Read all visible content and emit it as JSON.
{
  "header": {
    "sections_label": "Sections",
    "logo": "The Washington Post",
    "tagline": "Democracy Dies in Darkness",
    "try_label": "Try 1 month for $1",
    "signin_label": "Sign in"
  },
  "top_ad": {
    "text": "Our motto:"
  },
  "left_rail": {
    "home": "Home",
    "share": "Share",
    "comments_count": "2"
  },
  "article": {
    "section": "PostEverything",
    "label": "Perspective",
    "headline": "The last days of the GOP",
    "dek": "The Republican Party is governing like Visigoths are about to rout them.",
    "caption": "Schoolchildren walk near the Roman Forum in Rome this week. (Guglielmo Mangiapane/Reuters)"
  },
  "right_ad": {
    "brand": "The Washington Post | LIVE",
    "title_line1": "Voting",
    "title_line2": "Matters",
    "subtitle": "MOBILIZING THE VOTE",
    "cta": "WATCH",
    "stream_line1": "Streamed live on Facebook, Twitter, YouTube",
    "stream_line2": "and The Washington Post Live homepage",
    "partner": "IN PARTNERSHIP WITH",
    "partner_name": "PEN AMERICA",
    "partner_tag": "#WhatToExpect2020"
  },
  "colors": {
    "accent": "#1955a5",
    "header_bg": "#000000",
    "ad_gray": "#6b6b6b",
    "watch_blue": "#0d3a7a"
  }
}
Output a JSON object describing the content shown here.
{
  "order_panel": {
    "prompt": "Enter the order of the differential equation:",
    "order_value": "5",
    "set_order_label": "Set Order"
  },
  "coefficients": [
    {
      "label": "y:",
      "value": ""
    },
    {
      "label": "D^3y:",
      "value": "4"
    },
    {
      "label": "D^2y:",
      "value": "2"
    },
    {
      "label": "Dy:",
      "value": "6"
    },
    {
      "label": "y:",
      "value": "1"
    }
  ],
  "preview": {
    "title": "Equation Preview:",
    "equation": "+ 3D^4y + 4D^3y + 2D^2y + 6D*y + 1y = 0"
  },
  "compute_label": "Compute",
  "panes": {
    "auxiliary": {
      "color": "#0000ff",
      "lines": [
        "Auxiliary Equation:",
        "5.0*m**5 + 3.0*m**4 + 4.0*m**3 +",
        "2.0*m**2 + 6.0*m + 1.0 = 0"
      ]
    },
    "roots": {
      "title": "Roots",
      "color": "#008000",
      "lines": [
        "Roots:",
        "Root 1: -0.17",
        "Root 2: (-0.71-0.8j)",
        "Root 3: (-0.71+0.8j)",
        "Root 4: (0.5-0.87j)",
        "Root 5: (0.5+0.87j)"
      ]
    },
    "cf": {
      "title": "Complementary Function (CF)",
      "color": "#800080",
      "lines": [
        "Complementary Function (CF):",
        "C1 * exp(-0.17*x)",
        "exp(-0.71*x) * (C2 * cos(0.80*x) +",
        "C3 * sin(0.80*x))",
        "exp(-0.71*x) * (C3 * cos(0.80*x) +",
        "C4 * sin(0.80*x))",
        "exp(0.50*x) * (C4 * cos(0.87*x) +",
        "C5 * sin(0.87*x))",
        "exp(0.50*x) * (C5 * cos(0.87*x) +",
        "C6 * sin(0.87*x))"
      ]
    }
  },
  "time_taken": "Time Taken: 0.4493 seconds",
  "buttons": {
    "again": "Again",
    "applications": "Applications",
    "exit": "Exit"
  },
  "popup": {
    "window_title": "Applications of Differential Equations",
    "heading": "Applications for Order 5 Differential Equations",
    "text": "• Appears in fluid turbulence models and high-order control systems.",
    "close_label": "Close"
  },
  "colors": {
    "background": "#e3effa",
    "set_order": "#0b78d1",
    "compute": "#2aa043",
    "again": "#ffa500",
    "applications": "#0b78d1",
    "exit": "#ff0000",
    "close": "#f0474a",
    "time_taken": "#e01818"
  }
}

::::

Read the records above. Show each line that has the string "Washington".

§ TASK RESPONSE:
    "logo": "The Washington Post",
    "brand": "The Washington Post | LIVE",
    "stream_line2": "and The Washington Post Live homepage",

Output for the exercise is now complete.